• **EXERCISE PROMPT**
Word for word, return the entries listed below.

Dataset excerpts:
┄┄┄┄┄┄┄┄┄┄┄┄┄┄┄┄┄┄┄┄
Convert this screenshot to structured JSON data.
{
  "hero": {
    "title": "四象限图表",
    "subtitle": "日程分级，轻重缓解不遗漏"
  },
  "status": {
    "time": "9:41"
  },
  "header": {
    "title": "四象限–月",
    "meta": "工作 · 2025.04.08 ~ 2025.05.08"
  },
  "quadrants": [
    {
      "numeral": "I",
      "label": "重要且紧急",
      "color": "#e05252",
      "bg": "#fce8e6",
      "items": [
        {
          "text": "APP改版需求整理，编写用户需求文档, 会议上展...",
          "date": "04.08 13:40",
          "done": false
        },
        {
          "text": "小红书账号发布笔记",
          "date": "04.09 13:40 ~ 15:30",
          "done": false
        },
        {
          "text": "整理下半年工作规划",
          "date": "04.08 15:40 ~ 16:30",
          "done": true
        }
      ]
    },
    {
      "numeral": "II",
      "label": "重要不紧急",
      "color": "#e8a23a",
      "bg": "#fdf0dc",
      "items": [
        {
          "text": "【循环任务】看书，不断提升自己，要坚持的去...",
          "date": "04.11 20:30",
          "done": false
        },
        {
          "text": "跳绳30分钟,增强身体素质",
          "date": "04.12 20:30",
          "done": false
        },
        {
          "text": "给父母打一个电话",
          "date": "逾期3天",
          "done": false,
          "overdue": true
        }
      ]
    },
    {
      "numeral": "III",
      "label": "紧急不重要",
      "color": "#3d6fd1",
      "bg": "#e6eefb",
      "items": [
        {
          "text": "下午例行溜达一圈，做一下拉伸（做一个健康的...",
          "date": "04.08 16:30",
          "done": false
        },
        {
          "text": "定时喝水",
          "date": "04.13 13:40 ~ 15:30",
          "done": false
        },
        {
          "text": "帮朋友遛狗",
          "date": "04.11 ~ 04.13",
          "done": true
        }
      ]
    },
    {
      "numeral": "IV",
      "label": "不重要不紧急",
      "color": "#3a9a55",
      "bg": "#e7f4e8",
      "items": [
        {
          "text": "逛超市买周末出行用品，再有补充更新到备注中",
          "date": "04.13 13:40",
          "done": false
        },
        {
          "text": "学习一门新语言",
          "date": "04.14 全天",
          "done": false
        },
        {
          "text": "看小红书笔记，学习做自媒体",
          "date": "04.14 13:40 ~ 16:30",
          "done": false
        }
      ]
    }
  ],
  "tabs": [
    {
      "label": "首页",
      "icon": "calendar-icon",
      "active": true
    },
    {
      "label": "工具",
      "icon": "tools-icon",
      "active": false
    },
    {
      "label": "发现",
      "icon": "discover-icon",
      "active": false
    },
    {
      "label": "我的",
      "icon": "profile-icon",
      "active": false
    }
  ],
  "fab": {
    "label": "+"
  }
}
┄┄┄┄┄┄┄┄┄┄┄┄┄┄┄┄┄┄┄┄
• **OUTPUT OF THE EXERCISE**
Convert this screenshot to structured JSON data.
{
  "hero": {
    "title": "四象限图表",
    "subtitle": "日程分级，轻重缓解不遗漏"
  },
  "status": {
    "time": "9:41"
  },
  "header": {
    "title": "四象限–月",
    "meta": "工作 · 2025.04.08 ~ 2025.05.08"
  },
  "quadrants": [
    {
      "numeral": "I",
      "label": "重要且紧急",
      "color": "#e05252",
      "bg": "#fce8e6",
      "items": [
        {
          "text": "APP改版需求整理，编写用户需求文档, 会议上展...",
          "date": "04.08 13:40",
          "done": false
        },
        {
          "text": "小红书账号发布笔记",
          "date": "04.09 13:40 ~ 15:30",
          "done": false
        },
        {
          "text": "整理下半年工作规划",
          "date": "04.08 15:40 ~ 16:30",
          "done": true
        }
      ]
    },
    {
      "numeral": "II",
      "label": "重要不紧急",
      "color": "#e8a23a",
      "bg": "#fdf0dc",
      "items": [
        {
          "text": "【循环任务】看书，不断提升自己，要坚持的去...",
          "date": "04.11 20:30",
          "done": false
        },
        {
          "text": "跳绳30分钟,增强身体素质",
          "date": "04.12 20:30",
          "done": false
        },
        {
          "text": "给父母打一个电话",
          "date": "逾期3天",
          "done": false,
          "overdue": true
        }
      ]
    },
    {
      "numeral": "III",
      "label": "紧急不重要",
      "color": "#3d6fd1",
      "bg": "#e6eefb",
      "items": [
        {
          "text": "下午例行溜达一圈，做一下拉伸（做一个健康的...",
          "date": "04.08 16:30",
          "done": false
        },
        {
          "text": "定时喝水",
          "date": "04.13 13:40 ~ 15:30",
          "done": false
        },
        {
          "text": "帮朋友遛狗",
          "date": "04.11 ~ 04.13",
          "done": true
        }
      ]
    },
    {
      "numeral": "IV",
      "label": "不重要不紧急",
      "color": "#3a9a55",
      "bg": "#e7f4e8",
      "items": [
        {
          "text": "逛超市买周末出行用品，再有补充更新到备注中",
          "date": "04.13 13:40",
          "done": false
        },
        {
          "text": "学习一门新语言",
          "date": "04.14 全天",
          "done": false
        },
        {
          "text": "看小红书笔记，学习做自媒体",
          "date": "04.14 13:40 ~ 16:30",
          "done": false
        }
      ]
    }
  ],
  "tabs": [
    {
      "label": "首页",
      "icon": "calendar-icon",
      "active": true
    },
    {
      "label": "工具",
      "icon": "tools-icon",
      "active": false
    },
    {
      "label": "发现",
      "icon": "discover-icon",
      "active": false
    },
    {
      "label": "我的",
      "icon": "profile-icon",
      "active": false
    }
  ],
  "fab": {
    "label": "+"
  }
}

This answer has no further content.